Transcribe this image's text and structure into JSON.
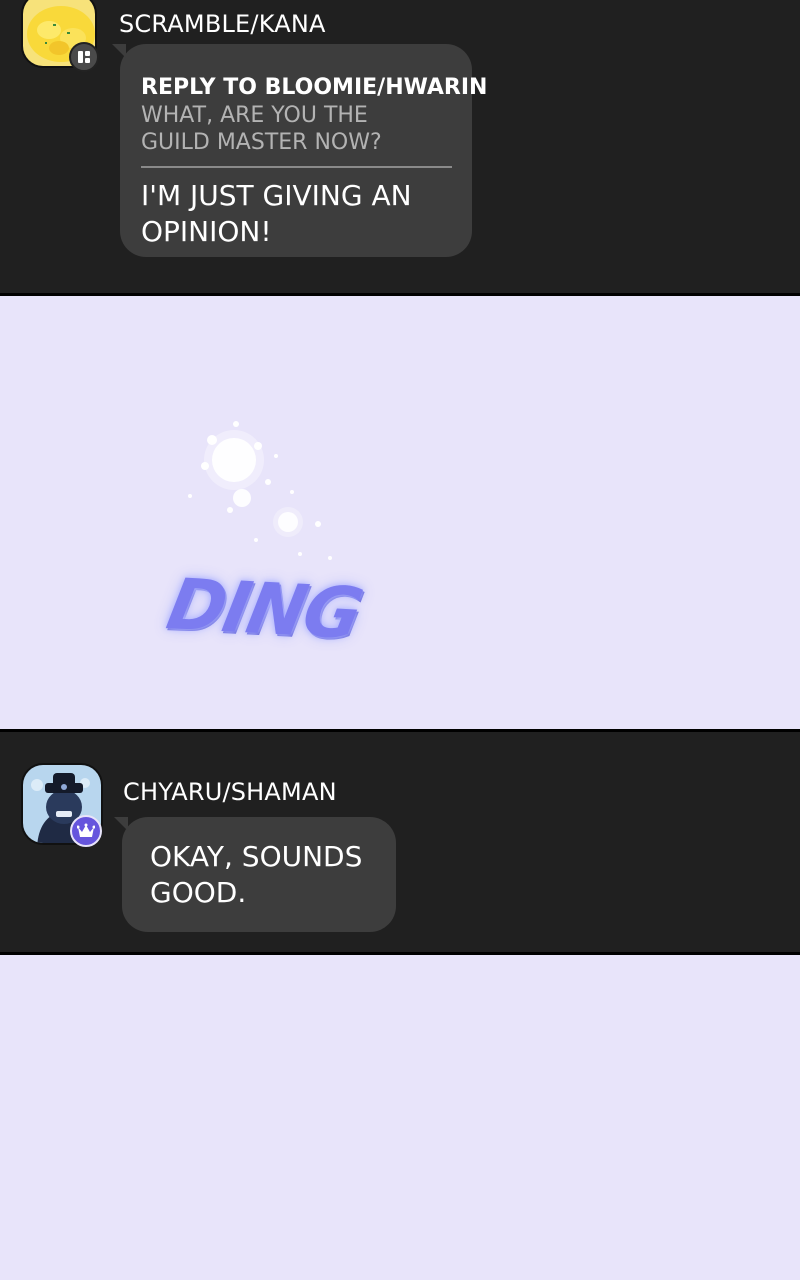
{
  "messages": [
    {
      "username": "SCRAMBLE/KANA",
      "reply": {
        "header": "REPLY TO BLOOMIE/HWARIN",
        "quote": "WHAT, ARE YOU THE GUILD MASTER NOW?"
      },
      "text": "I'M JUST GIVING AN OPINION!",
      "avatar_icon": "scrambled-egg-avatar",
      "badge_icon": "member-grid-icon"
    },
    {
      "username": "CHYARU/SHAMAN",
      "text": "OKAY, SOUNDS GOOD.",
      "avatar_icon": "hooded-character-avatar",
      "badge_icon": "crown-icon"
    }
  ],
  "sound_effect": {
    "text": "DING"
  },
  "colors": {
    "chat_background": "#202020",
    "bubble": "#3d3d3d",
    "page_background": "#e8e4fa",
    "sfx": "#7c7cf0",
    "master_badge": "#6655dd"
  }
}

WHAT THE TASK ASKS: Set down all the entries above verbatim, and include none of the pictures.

RESULT:
Transcribe this image's text and structure into JSON.
{
  "messages": [
    {
      "username": "SCRAMBLE/KANA",
      "reply": {
        "header": "REPLY TO BLOOMIE/HWARIN",
        "quote": "WHAT, ARE YOU THE GUILD MASTER NOW?"
      },
      "text": "I'M JUST GIVING AN OPINION!",
      "avatar_icon": "scrambled-egg-avatar",
      "badge_icon": "member-grid-icon"
    },
    {
      "username": "CHYARU/SHAMAN",
      "text": "OKAY, SOUNDS GOOD.",
      "avatar_icon": "hooded-character-avatar",
      "badge_icon": "crown-icon"
    }
  ],
  "sound_effect": {
    "text": "DING"
  },
  "colors": {
    "chat_background": "#202020",
    "bubble": "#3d3d3d",
    "page_background": "#e8e4fa",
    "sfx": "#7c7cf0",
    "master_badge": "#6655dd"
  }
}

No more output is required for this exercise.